> ACTION ITEM
Repeat the data below exactly, dropping any pictures it holds.

Items from an interface collection
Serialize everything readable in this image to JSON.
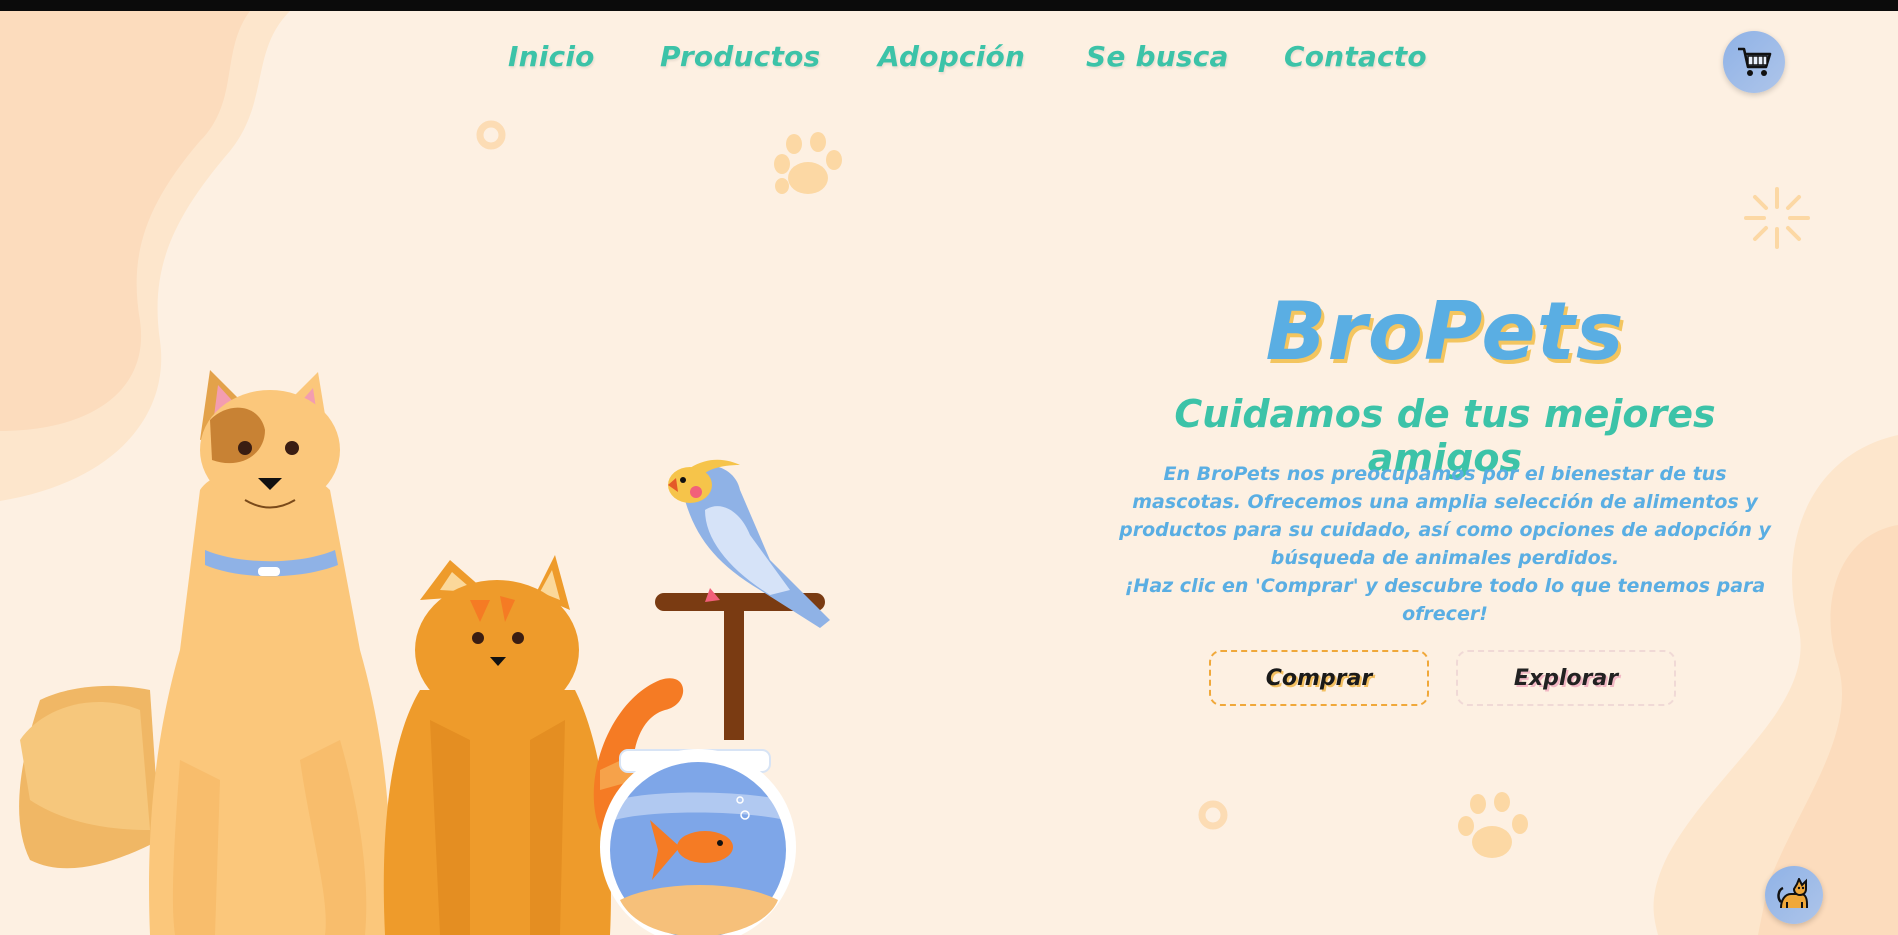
{
  "nav": {
    "items": [
      {
        "label": "Inicio"
      },
      {
        "label": "Productos"
      },
      {
        "label": "Adopción"
      },
      {
        "label": "Se busca"
      },
      {
        "label": "Contacto"
      }
    ]
  },
  "hero": {
    "brand": "BroPets",
    "tagline": "Cuidamos de tus mejores amigos",
    "description_1": "En BroPets nos preocupamos por el bienestar de tus mascotas. Ofrecemos una amplia selección de alimentos y productos para su cuidado, así como opciones de adopción y búsqueda de animales perdidos.",
    "description_2": "¡Haz clic en 'Comprar' y descubre todo lo que tenemos para ofrecer!",
    "buy_label": "Comprar",
    "explore_label": "Explorar"
  },
  "icons": {
    "cart": "cart-icon",
    "pet": "cat-icon"
  },
  "colors": {
    "background": "#fdf0e2",
    "nav_text": "#3cc3a8",
    "brand": "#5aaee3",
    "brand_shadow": "#f3c55f",
    "accent_orange": "#f0a83a"
  }
}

> RESPONSE TO THE TASK
Serialize everything readable in this image to JSON.
{
  "nav": {
    "items": [
      {
        "label": "Inicio"
      },
      {
        "label": "Productos"
      },
      {
        "label": "Adopción"
      },
      {
        "label": "Se busca"
      },
      {
        "label": "Contacto"
      }
    ]
  },
  "hero": {
    "brand": "BroPets",
    "tagline": "Cuidamos de tus mejores amigos",
    "description_1": "En BroPets nos preocupamos por el bienestar de tus mascotas. Ofrecemos una amplia selección de alimentos y productos para su cuidado, así como opciones de adopción y búsqueda de animales perdidos.",
    "description_2": "¡Haz clic en 'Comprar' y descubre todo lo que tenemos para ofrecer!",
    "buy_label": "Comprar",
    "explore_label": "Explorar"
  },
  "icons": {
    "cart": "cart-icon",
    "pet": "cat-icon"
  },
  "colors": {
    "background": "#fdf0e2",
    "nav_text": "#3cc3a8",
    "brand": "#5aaee3",
    "brand_shadow": "#f3c55f",
    "accent_orange": "#f0a83a"
  }
}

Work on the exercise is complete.